A proposal, if implemented, would build a new wind turbine manufacturing plant and shipping port in New Bedford, Massachusetts, specifically for offshore wind energy projects, according to the Boston Globe.
City and state officials have set aside $35 million to develop a 26-acre site on the city's working waterfront. The proposed development, once completed, would supply the parts for the 130-turbine Cape Wind project and other projects off the Massachusetts coast and throughout the Atlantic seaboard, the Globe reported.
“We want to establish ourselves as the go-to port for wind energy assembly,” Jon Mitchell, New Bedford's mayor, said to the paper.
New Bedford officials hope to establish the location as the go-to spot for offshore wind energy development, even though the United States currently has zero offshore wind farms.
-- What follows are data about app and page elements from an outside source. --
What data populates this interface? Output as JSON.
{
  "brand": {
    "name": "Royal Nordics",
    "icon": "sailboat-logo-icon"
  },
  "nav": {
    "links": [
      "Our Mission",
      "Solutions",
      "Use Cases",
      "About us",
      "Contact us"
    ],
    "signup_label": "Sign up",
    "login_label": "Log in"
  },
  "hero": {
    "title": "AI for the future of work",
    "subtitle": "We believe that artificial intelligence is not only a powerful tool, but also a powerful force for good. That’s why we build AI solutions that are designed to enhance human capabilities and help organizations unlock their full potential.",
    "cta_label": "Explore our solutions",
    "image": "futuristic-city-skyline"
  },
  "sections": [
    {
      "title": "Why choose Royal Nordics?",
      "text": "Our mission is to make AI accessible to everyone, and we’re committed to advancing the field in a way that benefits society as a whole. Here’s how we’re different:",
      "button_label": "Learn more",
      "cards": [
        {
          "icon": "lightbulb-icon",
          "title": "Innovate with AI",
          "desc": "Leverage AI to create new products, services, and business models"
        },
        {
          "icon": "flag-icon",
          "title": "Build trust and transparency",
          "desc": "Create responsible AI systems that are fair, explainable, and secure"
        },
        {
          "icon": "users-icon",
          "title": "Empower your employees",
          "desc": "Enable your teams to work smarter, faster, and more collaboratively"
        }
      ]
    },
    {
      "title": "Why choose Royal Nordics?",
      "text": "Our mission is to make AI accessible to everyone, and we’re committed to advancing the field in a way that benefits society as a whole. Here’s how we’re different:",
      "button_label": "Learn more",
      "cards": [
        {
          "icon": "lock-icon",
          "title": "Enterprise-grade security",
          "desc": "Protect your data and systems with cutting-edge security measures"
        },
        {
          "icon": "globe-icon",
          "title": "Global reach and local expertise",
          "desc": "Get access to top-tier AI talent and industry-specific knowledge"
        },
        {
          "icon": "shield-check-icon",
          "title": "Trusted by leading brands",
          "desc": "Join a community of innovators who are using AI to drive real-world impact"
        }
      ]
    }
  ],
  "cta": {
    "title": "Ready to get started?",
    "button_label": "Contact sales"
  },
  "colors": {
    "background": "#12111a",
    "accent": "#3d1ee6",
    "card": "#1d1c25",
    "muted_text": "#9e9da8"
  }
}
However, two in New England - Cape Wind in Massachusetts and the Block Island Wind Farm off Rhode Island's coast - are scheduled to begin construction next year, the Globe reported.
Plus, the East Coast has great potential for future offshore wind development. Massachusetts alone could generate about 800,000 gigawatts from its offshore winds, according to the National Renewable Energy Laboratory.
In order for the New Bedford facility to be built, the site needs to pass an Environmental Protection Agency inspection. The proposed manufacturing plant and port would also have to compete with other facilities being considered in Rhode Island, New Jersey and Delaware, the newspaper reported. Still, city and state officials said New Bedford's existing port infrastructure, plus the country's offshore wind potential, makes this an ideal proposal.
“Offshore wind is going to be [generating] explosive job growth,” Mitchell said. “The goal is to maximize the yield of this new industry to New Bedford.”